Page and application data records
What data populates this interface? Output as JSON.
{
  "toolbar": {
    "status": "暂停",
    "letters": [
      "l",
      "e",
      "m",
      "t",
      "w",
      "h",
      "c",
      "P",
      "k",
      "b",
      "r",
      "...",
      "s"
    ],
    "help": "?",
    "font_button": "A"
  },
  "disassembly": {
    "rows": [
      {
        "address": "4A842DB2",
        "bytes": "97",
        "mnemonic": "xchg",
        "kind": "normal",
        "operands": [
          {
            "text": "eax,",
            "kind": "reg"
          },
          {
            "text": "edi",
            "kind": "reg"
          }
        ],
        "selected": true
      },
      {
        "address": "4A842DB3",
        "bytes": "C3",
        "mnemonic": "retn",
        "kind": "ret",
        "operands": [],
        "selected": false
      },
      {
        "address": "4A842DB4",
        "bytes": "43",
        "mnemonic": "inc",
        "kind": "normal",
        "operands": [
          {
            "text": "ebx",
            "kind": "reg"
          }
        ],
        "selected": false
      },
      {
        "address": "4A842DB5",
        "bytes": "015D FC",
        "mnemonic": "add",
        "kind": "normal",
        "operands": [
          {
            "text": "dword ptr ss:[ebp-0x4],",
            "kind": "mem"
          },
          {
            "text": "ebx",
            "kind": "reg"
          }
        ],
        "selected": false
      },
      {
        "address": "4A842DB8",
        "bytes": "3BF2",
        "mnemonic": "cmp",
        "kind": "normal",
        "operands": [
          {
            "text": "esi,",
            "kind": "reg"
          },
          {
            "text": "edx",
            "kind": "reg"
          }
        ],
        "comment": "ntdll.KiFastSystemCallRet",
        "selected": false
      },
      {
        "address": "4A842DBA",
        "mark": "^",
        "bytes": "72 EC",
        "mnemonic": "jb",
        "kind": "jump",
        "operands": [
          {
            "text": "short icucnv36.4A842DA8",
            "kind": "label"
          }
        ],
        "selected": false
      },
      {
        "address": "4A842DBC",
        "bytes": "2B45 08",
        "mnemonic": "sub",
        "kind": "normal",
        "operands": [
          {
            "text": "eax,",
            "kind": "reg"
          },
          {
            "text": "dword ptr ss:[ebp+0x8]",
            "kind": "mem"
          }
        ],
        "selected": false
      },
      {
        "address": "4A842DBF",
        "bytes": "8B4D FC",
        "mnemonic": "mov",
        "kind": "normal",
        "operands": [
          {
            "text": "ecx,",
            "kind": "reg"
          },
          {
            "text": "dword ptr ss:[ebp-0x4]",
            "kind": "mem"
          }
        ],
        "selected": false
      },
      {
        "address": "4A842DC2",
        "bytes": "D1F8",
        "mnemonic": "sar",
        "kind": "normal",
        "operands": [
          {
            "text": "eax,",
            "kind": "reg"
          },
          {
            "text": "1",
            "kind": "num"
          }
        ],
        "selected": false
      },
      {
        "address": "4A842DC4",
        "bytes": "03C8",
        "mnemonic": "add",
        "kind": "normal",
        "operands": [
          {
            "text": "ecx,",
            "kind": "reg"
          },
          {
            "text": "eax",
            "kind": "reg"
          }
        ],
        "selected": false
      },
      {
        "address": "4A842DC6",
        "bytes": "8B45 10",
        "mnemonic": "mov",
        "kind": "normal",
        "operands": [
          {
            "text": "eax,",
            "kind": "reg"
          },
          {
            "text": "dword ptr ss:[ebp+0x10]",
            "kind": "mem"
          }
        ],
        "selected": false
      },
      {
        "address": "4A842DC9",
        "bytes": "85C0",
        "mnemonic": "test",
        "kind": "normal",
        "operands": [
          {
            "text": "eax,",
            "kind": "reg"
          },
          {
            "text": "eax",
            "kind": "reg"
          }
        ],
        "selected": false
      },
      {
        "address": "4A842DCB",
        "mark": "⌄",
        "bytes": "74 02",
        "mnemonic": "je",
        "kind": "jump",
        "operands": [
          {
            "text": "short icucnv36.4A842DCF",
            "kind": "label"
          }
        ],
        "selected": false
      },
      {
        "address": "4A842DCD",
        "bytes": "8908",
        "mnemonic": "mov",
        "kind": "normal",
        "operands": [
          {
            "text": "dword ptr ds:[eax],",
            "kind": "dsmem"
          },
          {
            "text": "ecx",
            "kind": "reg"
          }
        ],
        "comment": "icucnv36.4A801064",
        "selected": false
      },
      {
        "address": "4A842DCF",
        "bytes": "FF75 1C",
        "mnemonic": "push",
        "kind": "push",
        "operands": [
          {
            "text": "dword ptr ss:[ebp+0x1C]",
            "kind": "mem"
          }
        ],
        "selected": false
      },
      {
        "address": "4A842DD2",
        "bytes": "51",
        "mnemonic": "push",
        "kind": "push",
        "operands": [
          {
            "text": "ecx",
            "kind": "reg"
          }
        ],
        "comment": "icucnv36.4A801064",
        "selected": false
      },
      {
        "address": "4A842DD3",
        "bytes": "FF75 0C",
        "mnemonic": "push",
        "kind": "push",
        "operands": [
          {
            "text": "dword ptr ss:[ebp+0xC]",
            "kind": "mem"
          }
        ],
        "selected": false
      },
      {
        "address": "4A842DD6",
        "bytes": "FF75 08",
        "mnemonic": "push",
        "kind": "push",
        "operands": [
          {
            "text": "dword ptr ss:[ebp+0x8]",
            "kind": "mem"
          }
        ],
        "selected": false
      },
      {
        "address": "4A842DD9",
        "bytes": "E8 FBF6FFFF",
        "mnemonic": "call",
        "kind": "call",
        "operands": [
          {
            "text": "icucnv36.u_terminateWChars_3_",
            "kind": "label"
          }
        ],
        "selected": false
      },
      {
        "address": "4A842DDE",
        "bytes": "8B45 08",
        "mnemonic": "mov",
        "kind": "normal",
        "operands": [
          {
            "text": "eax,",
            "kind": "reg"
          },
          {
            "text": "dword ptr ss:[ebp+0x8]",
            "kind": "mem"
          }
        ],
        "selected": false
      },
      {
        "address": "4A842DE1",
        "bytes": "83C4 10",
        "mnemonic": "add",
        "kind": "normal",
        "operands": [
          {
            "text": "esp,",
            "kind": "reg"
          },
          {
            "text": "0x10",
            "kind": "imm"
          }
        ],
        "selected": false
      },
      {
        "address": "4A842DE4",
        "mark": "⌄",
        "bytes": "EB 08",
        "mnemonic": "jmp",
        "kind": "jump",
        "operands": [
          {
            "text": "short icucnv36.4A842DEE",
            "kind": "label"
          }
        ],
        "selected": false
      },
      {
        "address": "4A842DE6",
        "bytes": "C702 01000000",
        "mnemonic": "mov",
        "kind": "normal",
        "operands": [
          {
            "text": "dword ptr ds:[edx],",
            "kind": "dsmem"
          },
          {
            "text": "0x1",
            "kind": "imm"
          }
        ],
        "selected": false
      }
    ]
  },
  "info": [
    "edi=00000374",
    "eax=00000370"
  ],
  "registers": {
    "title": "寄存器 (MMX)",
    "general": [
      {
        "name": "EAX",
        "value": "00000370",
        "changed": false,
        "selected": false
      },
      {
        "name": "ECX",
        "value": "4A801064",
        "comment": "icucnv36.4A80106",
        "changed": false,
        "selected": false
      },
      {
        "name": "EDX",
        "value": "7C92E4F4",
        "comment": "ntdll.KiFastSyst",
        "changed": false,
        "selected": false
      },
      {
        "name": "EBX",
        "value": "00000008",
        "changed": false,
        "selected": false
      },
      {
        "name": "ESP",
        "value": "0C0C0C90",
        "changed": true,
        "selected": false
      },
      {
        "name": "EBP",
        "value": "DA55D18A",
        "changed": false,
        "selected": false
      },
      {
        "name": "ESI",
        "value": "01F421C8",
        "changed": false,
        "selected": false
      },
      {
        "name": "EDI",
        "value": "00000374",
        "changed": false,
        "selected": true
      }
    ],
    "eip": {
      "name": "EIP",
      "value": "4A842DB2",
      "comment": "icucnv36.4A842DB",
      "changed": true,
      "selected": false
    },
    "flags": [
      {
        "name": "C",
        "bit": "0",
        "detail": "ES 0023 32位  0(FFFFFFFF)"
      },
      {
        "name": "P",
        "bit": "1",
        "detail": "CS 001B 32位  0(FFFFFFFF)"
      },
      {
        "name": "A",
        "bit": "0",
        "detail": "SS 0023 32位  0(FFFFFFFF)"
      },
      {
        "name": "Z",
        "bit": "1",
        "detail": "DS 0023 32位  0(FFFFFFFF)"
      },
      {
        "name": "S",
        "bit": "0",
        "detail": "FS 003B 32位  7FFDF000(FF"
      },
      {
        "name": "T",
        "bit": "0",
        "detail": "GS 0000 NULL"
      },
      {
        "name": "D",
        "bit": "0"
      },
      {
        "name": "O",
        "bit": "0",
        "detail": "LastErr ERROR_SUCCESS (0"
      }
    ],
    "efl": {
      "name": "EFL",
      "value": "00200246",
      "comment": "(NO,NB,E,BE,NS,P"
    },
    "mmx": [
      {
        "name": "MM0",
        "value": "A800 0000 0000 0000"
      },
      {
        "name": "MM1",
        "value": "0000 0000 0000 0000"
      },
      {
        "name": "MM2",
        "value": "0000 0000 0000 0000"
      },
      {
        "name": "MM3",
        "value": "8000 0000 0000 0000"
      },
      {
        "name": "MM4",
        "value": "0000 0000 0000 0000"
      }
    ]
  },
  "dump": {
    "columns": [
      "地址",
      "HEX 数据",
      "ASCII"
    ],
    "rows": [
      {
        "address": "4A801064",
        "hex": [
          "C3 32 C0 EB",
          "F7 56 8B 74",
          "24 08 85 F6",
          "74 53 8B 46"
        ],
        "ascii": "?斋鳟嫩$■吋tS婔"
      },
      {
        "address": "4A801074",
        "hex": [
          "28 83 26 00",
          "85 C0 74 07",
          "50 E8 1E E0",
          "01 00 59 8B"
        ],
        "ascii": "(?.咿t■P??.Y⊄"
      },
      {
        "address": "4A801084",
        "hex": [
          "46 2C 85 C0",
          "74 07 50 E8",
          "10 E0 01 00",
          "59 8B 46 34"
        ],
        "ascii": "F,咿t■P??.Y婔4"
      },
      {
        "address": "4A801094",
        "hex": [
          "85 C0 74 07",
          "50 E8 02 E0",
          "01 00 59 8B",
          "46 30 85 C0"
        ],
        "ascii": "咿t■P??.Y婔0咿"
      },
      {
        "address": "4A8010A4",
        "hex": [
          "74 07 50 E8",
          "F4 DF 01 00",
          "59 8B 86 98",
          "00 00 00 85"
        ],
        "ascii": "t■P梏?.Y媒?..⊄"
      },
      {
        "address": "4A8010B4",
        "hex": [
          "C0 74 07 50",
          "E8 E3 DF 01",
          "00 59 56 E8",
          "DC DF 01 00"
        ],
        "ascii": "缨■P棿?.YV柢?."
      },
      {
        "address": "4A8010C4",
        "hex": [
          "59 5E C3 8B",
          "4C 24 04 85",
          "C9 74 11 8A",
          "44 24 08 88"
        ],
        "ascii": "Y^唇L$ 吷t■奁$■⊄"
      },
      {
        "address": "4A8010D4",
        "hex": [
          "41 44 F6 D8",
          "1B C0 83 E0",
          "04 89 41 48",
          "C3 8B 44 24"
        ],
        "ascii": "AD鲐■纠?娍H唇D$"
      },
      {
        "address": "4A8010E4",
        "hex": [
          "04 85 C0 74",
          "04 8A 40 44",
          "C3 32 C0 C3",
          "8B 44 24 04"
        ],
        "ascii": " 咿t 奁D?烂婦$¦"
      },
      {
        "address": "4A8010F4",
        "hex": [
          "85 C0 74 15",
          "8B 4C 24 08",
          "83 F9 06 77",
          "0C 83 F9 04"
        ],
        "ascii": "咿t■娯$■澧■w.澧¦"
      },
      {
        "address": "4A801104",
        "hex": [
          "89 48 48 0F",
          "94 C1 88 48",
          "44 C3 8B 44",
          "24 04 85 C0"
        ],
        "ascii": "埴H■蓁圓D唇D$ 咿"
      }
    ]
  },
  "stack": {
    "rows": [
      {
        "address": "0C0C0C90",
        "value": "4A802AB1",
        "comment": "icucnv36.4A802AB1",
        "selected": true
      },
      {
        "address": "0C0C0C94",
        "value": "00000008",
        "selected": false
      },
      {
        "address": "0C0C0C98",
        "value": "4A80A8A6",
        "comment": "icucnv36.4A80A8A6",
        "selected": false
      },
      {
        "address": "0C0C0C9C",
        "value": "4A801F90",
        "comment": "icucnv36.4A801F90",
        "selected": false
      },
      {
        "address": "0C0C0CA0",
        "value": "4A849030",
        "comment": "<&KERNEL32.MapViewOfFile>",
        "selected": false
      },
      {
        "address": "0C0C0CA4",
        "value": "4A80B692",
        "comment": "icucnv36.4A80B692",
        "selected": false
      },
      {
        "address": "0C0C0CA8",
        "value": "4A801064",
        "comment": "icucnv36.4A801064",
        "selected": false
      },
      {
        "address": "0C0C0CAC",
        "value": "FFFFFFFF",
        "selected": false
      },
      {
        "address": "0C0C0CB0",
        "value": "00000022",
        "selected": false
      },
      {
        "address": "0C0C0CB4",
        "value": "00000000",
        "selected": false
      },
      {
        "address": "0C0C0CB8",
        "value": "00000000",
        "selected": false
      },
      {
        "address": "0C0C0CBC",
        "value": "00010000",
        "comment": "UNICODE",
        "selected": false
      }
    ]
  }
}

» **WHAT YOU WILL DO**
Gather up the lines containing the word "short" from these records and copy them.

» **RESPONSE BOX**
            "text": "short icucnv36.4A842DA8",
            "text": "short icucnv36.4A842DCF",
            "text": "short icucnv36.4A842DEE",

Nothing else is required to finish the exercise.